The fallout on this decision may come from two sources. Most of us are familiar with the biblical parable of the prodigal son, in which the first son asks for his inheritance from his father early, blows through all the cash and then goes back to his dad for more. Rather than telling his son to suck it up and support himself, the dad then dishes out even more to the prodigal son, leaving his hardworking younger son angry. Remember that there may be reasons why the children are not equally successful - perhaps the least successful one is also the laziest and most unmotivated of the children. The others may question why they are being penalized in your will for their sibling's lack of performance. It is your right to give your money to whomever you wish, of course, but you should expect at least some resentment from the other siblings should you wish to proceed with this course. Be prepared to justify your decision.

Secondly, and more surprisingly, fallout may not come from the children who are not receiving equal inheritances, but from the child receiving the additional money. They may feel insulted that you feel they have been less successful, and embarrassed by your desire to give them extra help, rather than regarding the extra allocation as compassionate recognition that they require some additional financial assistance.

3. Avoiding Unintentional Inequities

There may be less obvious inequities. There may be consequences arising from your legacies that you did not anticipate, creating unintended conflicts between your family members. For example, in striving to be fair, you may bequeath a cottage or other secondary property to all your children equally, without realizing that doing so actually creates a burden on those of them who do not want the cottage but will be required to pay for its upkeep. You may also miss the opportunity to consider other ways of disposing of your assets, perhaps by intervivos gifts that will ultimately minimize taxes.

4. Clarification of Prior Gifts and Loans

Many of my clients have wanted to help out their kids during their lifetimes by providing them with a little (or a lot) of extra cash. The money might be used for a down-payment on a property, for education or to bail out a child who hits a bad financial spot. The most important thing is that the child must know whether the money was a gift or a loan and whether that money was expected to be an "advance" on the inheritance. How to intend to characterize these gifts or loans is an important issue to discuss in the family meeting, especially where you want to avoid an unintentional inequity if you were to die without making your intentions down and where one child has already received a significant portion of your estate.
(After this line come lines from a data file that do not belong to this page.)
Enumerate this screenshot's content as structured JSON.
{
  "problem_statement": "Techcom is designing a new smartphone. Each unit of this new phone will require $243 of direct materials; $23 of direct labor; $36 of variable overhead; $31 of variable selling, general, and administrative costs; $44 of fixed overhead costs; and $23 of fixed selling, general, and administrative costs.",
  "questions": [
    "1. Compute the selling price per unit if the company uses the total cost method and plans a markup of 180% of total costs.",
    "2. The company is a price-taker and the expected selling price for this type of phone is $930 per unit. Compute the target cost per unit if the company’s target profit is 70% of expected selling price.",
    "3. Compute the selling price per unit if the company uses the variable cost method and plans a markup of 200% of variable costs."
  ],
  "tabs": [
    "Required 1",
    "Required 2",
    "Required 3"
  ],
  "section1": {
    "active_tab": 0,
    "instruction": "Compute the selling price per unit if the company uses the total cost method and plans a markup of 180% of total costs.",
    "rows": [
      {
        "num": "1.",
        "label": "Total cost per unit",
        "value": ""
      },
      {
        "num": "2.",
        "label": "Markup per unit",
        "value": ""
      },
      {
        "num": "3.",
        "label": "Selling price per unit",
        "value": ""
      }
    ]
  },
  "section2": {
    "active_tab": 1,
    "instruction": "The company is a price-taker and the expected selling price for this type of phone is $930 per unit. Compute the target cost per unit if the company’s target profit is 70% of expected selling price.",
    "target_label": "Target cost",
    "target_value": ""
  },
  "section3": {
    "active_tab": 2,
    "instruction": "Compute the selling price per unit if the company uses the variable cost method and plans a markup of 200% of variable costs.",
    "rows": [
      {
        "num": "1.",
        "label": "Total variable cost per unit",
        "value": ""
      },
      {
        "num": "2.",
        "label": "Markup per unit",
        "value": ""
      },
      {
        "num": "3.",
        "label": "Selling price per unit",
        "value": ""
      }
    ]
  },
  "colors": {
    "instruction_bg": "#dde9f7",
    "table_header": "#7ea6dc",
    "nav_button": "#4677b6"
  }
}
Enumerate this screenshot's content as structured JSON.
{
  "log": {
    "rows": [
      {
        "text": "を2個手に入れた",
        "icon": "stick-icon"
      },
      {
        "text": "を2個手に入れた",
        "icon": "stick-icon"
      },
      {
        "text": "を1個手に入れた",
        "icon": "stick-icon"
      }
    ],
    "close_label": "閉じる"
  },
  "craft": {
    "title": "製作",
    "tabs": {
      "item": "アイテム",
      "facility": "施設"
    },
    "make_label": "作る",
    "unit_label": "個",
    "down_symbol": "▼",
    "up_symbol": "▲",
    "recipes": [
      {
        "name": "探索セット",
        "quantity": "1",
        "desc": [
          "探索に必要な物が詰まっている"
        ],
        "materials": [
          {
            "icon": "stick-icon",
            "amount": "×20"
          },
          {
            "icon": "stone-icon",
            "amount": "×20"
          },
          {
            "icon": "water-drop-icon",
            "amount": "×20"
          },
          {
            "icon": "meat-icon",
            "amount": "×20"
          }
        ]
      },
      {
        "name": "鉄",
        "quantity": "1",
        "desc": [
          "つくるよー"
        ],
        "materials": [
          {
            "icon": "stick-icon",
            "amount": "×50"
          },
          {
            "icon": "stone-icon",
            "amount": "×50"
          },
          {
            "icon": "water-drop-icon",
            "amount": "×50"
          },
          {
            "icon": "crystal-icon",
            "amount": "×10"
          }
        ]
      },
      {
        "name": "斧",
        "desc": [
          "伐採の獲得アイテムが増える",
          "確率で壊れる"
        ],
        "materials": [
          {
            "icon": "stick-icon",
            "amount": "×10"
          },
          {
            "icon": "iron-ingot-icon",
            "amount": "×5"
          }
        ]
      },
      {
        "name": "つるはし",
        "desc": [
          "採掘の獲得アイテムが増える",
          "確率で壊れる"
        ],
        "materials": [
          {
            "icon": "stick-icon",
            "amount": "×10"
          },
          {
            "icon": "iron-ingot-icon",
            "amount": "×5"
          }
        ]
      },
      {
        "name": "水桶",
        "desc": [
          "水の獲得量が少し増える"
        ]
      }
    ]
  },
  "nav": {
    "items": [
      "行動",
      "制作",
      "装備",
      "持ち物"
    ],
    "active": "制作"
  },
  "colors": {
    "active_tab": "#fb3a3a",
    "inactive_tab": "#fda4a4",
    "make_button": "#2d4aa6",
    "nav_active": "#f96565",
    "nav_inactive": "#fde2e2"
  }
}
The above issue can often be dealt with by utilizing a “hotchpot clause” in your will. Over the years, a legal concept now commonly known as a “hotchpot clause” has evolved to deal with the equalization of the beneficiaries of an estate, where one or more of the beneficiaries have already received money during their parent’s lifetime. When a hotchpot clause is inserted in a will, the clause will prevent a beneficiary (typically a son or daughter) from “double dipping” where the parent intended any money advanced during their lifetime to be considered a pre-payment of an inheritance, rather than an advance over and above an intended inheritance. See this post I had on the hotchpot topic for more information.

Next week I conclude this series with the final four reasons to consider a family meeting.

This site provides general information on various tax issues and other matters. The information is not intended to constitute professional advice and may not be appropriate for a specific individual or fact situation. It is written by the author solely in their personal capacity and cannot be attributed to the accounting firm with which they are affiliated. It is not intended to constitute professional advice, and neither the author nor the firm with which the author is associated shall accept any liability in respect of any reliance on the information contained herein. Readers should always consult with their professional advisors in respect of their particular situation.


  1. Hi BBC

    I get the reasons why, not sure I understand the how to hold the meeting.

    1. Hi Anon

      I discussed that in the chapter of my intended book, I may post that part next year.